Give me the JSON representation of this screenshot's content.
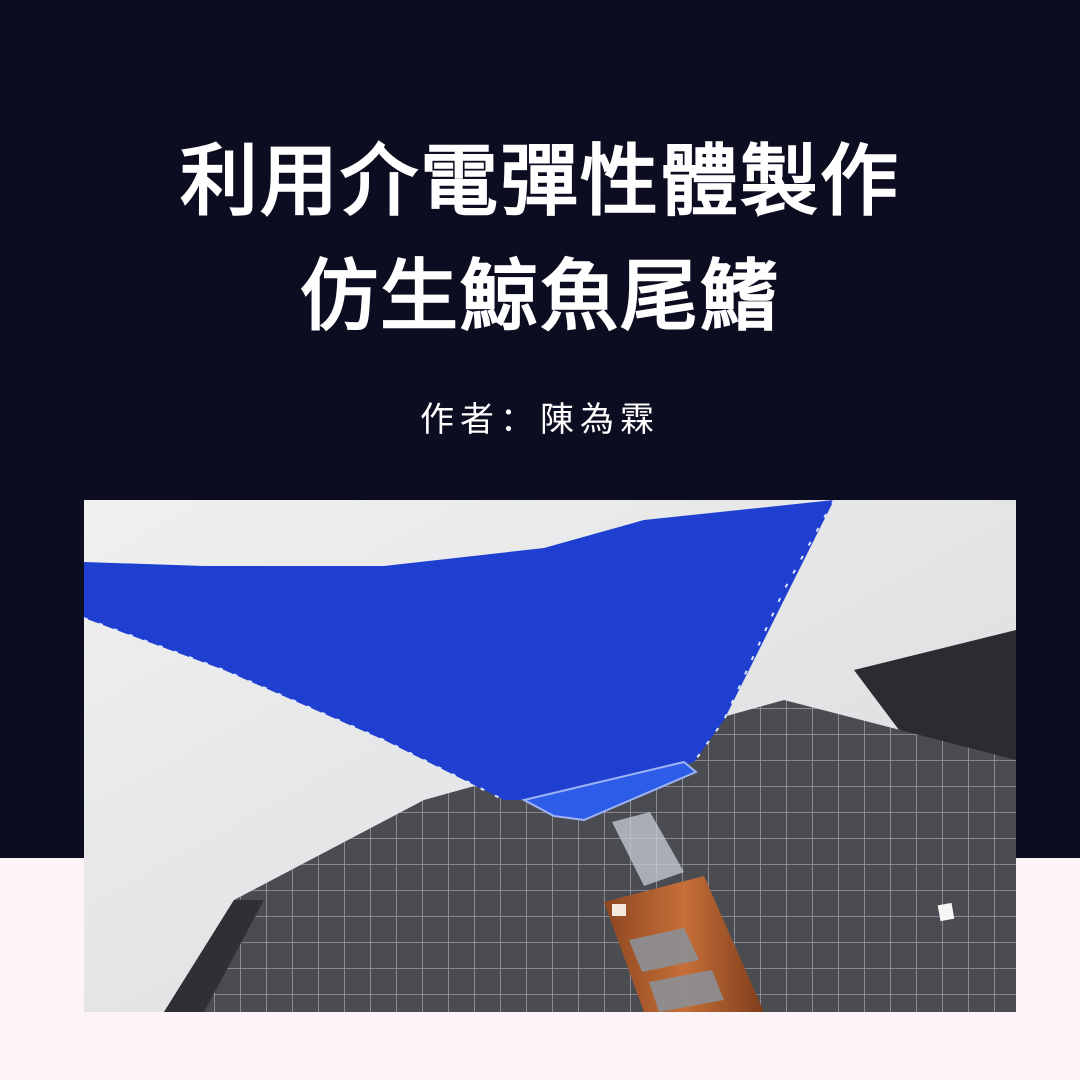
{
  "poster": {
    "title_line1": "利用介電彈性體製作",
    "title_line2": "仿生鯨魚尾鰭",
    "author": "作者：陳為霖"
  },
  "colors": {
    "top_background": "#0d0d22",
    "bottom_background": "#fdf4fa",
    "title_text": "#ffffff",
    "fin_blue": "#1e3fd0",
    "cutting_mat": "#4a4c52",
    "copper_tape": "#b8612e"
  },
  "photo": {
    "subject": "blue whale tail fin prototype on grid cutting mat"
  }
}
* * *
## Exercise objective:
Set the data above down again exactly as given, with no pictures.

## Answer area:
Give me the JSON representation of this screenshot's content.
{
  "poster": {
    "title_line1": "利用介電彈性體製作",
    "title_line2": "仿生鯨魚尾鰭",
    "author": "作者：陳為霖"
  },
  "colors": {
    "top_background": "#0d0d22",
    "bottom_background": "#fdf4fa",
    "title_text": "#ffffff",
    "fin_blue": "#1e3fd0",
    "cutting_mat": "#4a4c52",
    "copper_tape": "#b8612e"
  },
  "photo": {
    "subject": "blue whale tail fin prototype on grid cutting mat"
  }
}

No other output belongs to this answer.